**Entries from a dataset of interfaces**
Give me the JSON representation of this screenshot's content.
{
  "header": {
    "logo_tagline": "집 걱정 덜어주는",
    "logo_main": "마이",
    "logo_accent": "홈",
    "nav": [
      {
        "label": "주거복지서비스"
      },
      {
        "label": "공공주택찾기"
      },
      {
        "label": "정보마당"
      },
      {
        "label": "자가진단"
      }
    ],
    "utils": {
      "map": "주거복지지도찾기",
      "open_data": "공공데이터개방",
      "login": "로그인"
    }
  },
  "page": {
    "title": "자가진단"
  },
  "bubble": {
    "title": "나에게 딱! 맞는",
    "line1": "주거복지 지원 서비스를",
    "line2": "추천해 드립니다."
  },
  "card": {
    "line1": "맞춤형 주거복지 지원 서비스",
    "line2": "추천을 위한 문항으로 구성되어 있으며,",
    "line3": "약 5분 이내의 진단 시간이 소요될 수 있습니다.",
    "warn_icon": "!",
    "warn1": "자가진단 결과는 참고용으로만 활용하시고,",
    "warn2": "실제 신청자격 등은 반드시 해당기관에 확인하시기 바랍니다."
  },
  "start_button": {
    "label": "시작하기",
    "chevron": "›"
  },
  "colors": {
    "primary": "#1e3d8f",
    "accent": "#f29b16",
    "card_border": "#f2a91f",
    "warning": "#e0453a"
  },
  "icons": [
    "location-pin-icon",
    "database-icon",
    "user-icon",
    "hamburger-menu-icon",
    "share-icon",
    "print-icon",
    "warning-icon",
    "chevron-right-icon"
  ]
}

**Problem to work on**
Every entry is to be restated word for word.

**Task response**
Give me the JSON representation of this screenshot's content.
{
  "header": {
    "logo_tagline": "집 걱정 덜어주는",
    "logo_main": "마이",
    "logo_accent": "홈",
    "nav": [
      {
        "label": "주거복지서비스"
      },
      {
        "label": "공공주택찾기"
      },
      {
        "label": "정보마당"
      },
      {
        "label": "자가진단"
      }
    ],
    "utils": {
      "map": "주거복지지도찾기",
      "open_data": "공공데이터개방",
      "login": "로그인"
    }
  },
  "page": {
    "title": "자가진단"
  },
  "bubble": {
    "title": "나에게 딱! 맞는",
    "line1": "주거복지 지원 서비스를",
    "line2": "추천해 드립니다."
  },
  "card": {
    "line1": "맞춤형 주거복지 지원 서비스",
    "line2": "추천을 위한 문항으로 구성되어 있으며,",
    "line3": "약 5분 이내의 진단 시간이 소요될 수 있습니다.",
    "warn_icon": "!",
    "warn1": "자가진단 결과는 참고용으로만 활용하시고,",
    "warn2": "실제 신청자격 등은 반드시 해당기관에 확인하시기 바랍니다."
  },
  "start_button": {
    "label": "시작하기",
    "chevron": "›"
  },
  "colors": {
    "primary": "#1e3d8f",
    "accent": "#f29b16",
    "card_border": "#f2a91f",
    "warning": "#e0453a"
  },
  "icons": [
    "location-pin-icon",
    "database-icon",
    "user-icon",
    "hamburger-menu-icon",
    "share-icon",
    "print-icon",
    "warning-icon",
    "chevron-right-icon"
  ]
}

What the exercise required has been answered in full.